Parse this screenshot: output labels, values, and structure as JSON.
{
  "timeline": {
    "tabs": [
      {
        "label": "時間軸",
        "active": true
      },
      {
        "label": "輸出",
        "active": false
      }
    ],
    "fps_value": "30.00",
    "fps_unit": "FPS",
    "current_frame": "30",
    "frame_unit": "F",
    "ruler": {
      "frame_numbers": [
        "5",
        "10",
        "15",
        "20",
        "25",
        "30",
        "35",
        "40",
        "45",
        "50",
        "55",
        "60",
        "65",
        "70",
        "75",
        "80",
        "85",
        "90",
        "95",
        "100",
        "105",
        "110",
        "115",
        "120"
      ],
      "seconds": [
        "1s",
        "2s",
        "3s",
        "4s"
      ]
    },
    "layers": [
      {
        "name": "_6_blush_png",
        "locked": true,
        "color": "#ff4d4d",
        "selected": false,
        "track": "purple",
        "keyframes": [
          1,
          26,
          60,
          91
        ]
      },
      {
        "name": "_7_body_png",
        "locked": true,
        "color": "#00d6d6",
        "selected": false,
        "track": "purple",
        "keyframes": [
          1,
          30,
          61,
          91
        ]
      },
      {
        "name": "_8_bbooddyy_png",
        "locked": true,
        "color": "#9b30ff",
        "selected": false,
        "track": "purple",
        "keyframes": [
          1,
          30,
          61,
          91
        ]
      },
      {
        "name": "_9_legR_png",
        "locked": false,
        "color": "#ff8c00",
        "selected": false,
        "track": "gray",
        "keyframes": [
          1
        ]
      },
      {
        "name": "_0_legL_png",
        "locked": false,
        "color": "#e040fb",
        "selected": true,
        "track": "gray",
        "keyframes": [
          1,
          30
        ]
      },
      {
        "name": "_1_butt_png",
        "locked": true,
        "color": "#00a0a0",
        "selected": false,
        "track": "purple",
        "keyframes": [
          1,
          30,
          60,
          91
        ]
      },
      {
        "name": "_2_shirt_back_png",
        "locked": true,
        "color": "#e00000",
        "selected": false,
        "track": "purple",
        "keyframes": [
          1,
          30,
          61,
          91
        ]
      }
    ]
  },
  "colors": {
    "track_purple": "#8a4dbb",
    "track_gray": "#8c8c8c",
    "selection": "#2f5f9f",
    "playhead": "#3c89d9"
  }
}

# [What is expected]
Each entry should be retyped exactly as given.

# [Solution]
Parse this screenshot: output labels, values, and structure as JSON.
{
  "timeline": {
    "tabs": [
      {
        "label": "時間軸",
        "active": true
      },
      {
        "label": "輸出",
        "active": false
      }
    ],
    "fps_value": "30.00",
    "fps_unit": "FPS",
    "current_frame": "30",
    "frame_unit": "F",
    "ruler": {
      "frame_numbers": [
        "5",
        "10",
        "15",
        "20",
        "25",
        "30",
        "35",
        "40",
        "45",
        "50",
        "55",
        "60",
        "65",
        "70",
        "75",
        "80",
        "85",
        "90",
        "95",
        "100",
        "105",
        "110",
        "115",
        "120"
      ],
      "seconds": [
        "1s",
        "2s",
        "3s",
        "4s"
      ]
    },
    "layers": [
      {
        "name": "_6_blush_png",
        "locked": true,
        "color": "#ff4d4d",
        "selected": false,
        "track": "purple",
        "keyframes": [
          1,
          26,
          60,
          91
        ]
      },
      {
        "name": "_7_body_png",
        "locked": true,
        "color": "#00d6d6",
        "selected": false,
        "track": "purple",
        "keyframes": [
          1,
          30,
          61,
          91
        ]
      },
      {
        "name": "_8_bbooddyy_png",
        "locked": true,
        "color": "#9b30ff",
        "selected": false,
        "track": "purple",
        "keyframes": [
          1,
          30,
          61,
          91
        ]
      },
      {
        "name": "_9_legR_png",
        "locked": false,
        "color": "#ff8c00",
        "selected": false,
        "track": "gray",
        "keyframes": [
          1
        ]
      },
      {
        "name": "_0_legL_png",
        "locked": false,
        "color": "#e040fb",
        "selected": true,
        "track": "gray",
        "keyframes": [
          1,
          30
        ]
      },
      {
        "name": "_1_butt_png",
        "locked": true,
        "color": "#00a0a0",
        "selected": false,
        "track": "purple",
        "keyframes": [
          1,
          30,
          60,
          91
        ]
      },
      {
        "name": "_2_shirt_back_png",
        "locked": true,
        "color": "#e00000",
        "selected": false,
        "track": "purple",
        "keyframes": [
          1,
          30,
          61,
          91
        ]
      }
    ]
  },
  "colors": {
    "track_purple": "#8a4dbb",
    "track_gray": "#8c8c8c",
    "selection": "#2f5f9f",
    "playhead": "#3c89d9"
  }
}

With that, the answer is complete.